▸ Task directions: All of the entries below should be returned verbatim, apart from the pictures.

[Opening Materials provided section]

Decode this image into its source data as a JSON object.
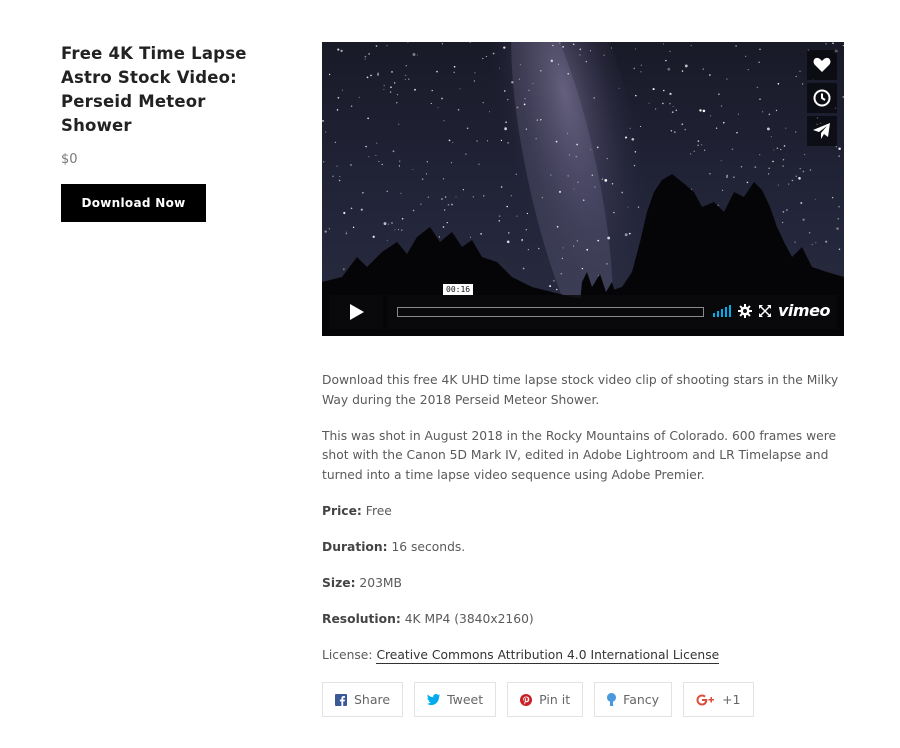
{
  "product": {
    "title": "Free 4K Time Lapse Astro Stock Video: Perseid Meteor Shower",
    "price": "$0",
    "download_label": "Download Now"
  },
  "video": {
    "current_time": "00:16",
    "progress": 0.07,
    "brand": "vimeo",
    "side_icons": [
      "heart-icon",
      "clock-icon",
      "paper-plane-icon"
    ]
  },
  "description": {
    "para1": "Download this free 4K UHD time lapse stock video clip of shooting stars in the Milky Way during the 2018 Perseid Meteor Shower.",
    "para2": "This was shot in August 2018 in the Rocky Mountains of Colorado. 600 frames were shot with the Canon 5D Mark IV, edited in Adobe Lightroom and LR Timelapse and turned into a time lapse video sequence using Adobe Premier.",
    "price_label": "Price:",
    "price_value": "Free",
    "duration_label": "Duration:",
    "duration_value": "16 seconds.",
    "size_label": "Size:",
    "size_value": "203MB",
    "resolution_label": "Resolution:",
    "resolution_value": "4K MP4 (3840x2160)",
    "license_label": "License:",
    "license_link": "Creative Commons Attribution 4.0 International License"
  },
  "share": {
    "facebook": "Share",
    "twitter": "Tweet",
    "pinterest": "Pin it",
    "fancy": "Fancy",
    "google": "+1",
    "colors": {
      "facebook": "#3b5998",
      "twitter": "#00aced",
      "pinterest": "#cb2027",
      "fancy": "#4999dc",
      "google": "#dd4b39"
    }
  }
}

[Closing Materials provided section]

▸ Output below:
Decode this image into its source data as a JSON object.
{
  "product": {
    "title": "Free 4K Time Lapse Astro Stock Video: Perseid Meteor Shower",
    "price": "$0",
    "download_label": "Download Now"
  },
  "video": {
    "current_time": "00:16",
    "progress": 0.07,
    "brand": "vimeo",
    "side_icons": [
      "heart-icon",
      "clock-icon",
      "paper-plane-icon"
    ]
  },
  "description": {
    "para1": "Download this free 4K UHD time lapse stock video clip of shooting stars in the Milky Way during the 2018 Perseid Meteor Shower.",
    "para2": "This was shot in August 2018 in the Rocky Mountains of Colorado. 600 frames were shot with the Canon 5D Mark IV, edited in Adobe Lightroom and LR Timelapse and turned into a time lapse video sequence using Adobe Premier.",
    "price_label": "Price:",
    "price_value": "Free",
    "duration_label": "Duration:",
    "duration_value": "16 seconds.",
    "size_label": "Size:",
    "size_value": "203MB",
    "resolution_label": "Resolution:",
    "resolution_value": "4K MP4 (3840x2160)",
    "license_label": "License:",
    "license_link": "Creative Commons Attribution 4.0 International License"
  },
  "share": {
    "facebook": "Share",
    "twitter": "Tweet",
    "pinterest": "Pin it",
    "fancy": "Fancy",
    "google": "+1",
    "colors": {
      "facebook": "#3b5998",
      "twitter": "#00aced",
      "pinterest": "#cb2027",
      "fancy": "#4999dc",
      "google": "#dd4b39"
    }
  }
}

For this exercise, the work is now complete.